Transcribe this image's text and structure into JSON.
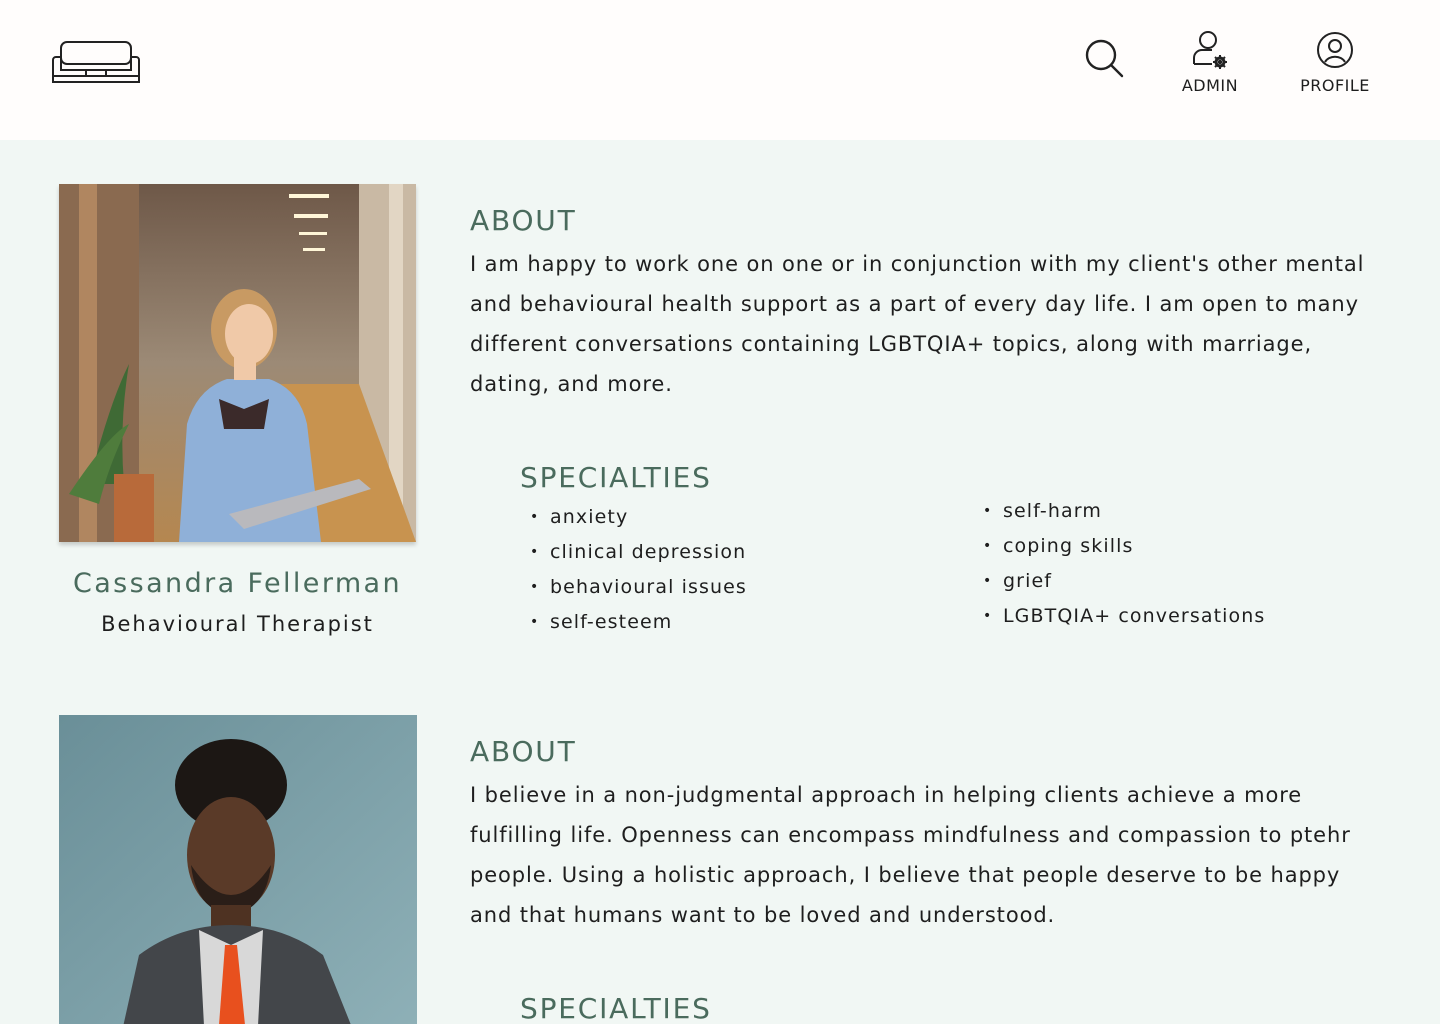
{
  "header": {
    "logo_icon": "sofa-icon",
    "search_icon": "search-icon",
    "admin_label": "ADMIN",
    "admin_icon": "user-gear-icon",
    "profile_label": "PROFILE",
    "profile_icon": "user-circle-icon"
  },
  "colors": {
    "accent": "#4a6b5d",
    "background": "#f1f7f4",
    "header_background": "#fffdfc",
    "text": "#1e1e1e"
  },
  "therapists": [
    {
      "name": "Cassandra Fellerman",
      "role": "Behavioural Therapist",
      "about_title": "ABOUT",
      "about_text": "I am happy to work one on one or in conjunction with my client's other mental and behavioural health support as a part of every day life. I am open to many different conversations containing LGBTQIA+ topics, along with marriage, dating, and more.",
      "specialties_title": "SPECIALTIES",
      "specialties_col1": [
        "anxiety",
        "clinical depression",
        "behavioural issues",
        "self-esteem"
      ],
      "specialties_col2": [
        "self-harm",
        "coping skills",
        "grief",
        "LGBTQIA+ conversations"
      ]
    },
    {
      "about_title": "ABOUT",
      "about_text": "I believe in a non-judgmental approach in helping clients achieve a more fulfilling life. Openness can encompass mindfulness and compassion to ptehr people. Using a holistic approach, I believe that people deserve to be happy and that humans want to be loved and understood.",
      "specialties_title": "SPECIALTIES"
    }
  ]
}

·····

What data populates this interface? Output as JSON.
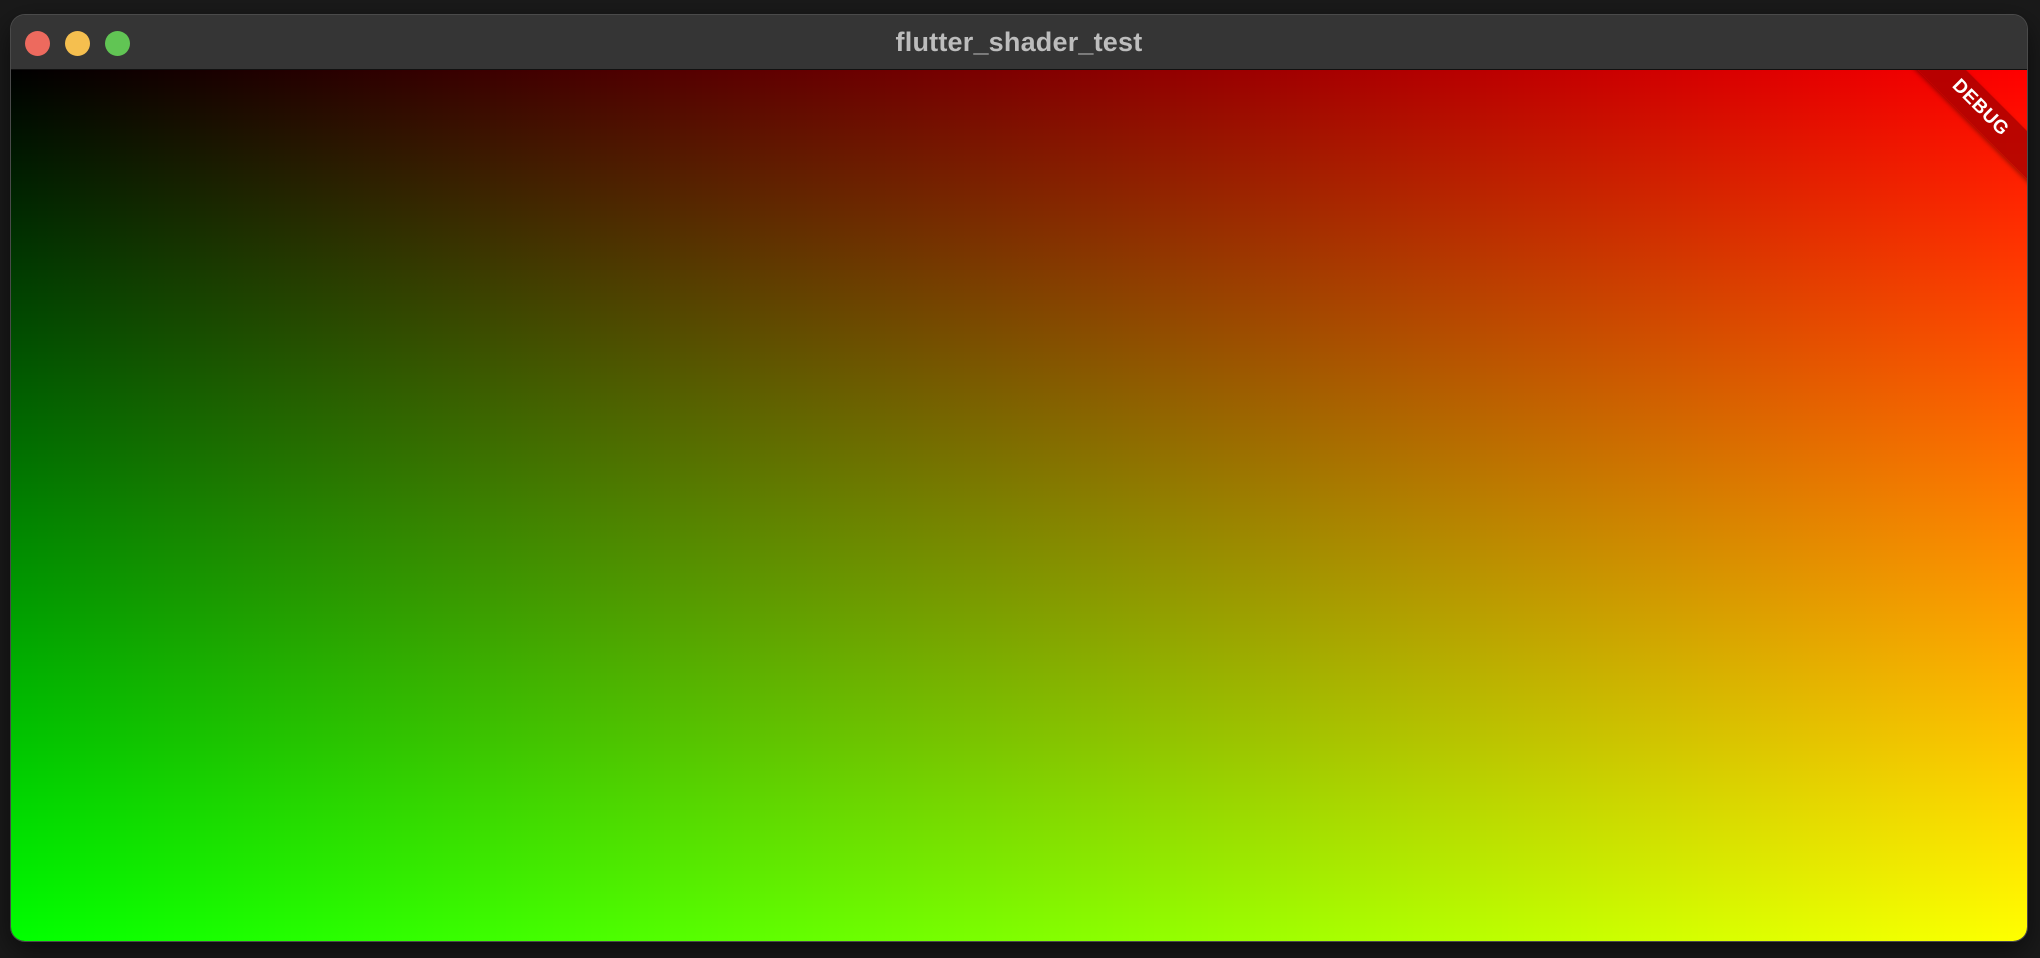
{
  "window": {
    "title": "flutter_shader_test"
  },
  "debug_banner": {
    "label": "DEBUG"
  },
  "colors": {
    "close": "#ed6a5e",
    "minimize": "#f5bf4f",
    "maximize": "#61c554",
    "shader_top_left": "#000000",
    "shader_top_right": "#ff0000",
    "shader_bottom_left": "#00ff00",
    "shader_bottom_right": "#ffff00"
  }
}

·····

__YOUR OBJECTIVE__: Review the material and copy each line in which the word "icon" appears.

__OUTPUT FOR THIS EXERCISE__:
    "logo_icon": "sofa-icon",
    "search_icon": "search-icon",
    "admin_icon": "user-gear-icon",
    "profile_icon": "user-circle-icon"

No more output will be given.